> **Work to complete**
Go through the data below and copy each line where the word "this" occurs.

> **Extracted data**

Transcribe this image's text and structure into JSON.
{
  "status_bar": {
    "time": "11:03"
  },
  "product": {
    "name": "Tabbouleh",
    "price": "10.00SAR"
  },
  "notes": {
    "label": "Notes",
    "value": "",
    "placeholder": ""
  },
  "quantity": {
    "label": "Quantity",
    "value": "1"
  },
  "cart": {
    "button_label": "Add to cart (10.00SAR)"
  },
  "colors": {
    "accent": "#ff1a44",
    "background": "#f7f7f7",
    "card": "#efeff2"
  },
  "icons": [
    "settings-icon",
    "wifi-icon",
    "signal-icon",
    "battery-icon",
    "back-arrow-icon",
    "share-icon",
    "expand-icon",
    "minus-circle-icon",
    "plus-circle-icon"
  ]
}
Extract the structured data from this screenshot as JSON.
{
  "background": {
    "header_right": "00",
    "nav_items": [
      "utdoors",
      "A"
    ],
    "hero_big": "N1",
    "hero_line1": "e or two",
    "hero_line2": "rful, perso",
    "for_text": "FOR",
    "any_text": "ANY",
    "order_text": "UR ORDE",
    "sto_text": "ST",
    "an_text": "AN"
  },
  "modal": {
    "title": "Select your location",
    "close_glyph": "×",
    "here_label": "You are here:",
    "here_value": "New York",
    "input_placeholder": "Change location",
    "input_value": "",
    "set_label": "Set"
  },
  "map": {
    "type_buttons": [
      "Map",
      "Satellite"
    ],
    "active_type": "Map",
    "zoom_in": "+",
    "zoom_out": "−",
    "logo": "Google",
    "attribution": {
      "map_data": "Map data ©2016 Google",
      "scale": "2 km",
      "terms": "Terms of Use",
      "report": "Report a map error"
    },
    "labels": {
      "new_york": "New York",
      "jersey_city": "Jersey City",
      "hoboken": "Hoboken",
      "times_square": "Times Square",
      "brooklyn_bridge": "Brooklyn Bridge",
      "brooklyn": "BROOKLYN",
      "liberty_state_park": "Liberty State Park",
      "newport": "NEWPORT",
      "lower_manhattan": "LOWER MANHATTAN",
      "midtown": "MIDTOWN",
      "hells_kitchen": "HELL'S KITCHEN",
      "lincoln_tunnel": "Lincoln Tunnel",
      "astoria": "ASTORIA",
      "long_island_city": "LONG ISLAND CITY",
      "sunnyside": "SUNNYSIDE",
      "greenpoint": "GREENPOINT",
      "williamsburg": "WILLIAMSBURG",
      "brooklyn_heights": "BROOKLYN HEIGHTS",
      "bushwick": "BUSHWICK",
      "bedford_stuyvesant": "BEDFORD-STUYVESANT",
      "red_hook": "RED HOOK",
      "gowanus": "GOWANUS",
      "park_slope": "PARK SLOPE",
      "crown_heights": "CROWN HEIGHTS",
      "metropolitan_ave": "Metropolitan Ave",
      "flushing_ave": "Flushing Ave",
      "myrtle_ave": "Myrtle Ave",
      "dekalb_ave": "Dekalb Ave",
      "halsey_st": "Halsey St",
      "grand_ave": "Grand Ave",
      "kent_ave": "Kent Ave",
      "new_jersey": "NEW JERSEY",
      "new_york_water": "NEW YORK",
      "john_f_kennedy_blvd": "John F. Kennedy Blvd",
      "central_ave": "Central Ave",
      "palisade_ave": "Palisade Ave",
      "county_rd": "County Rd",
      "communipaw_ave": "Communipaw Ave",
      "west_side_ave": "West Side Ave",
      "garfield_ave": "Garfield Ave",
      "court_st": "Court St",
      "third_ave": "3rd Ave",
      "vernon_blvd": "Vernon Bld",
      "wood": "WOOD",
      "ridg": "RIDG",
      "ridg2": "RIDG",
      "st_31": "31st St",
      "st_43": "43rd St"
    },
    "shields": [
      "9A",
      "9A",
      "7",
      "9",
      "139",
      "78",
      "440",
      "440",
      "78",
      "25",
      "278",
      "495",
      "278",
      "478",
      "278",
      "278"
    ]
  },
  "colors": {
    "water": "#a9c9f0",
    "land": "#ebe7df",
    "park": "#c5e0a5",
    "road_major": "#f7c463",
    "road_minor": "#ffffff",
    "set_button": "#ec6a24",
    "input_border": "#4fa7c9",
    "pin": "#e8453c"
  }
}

> **Exercise output**
Transcribe this image's text and structure into JSON.
Extract the structured data from this screenshot as JSON.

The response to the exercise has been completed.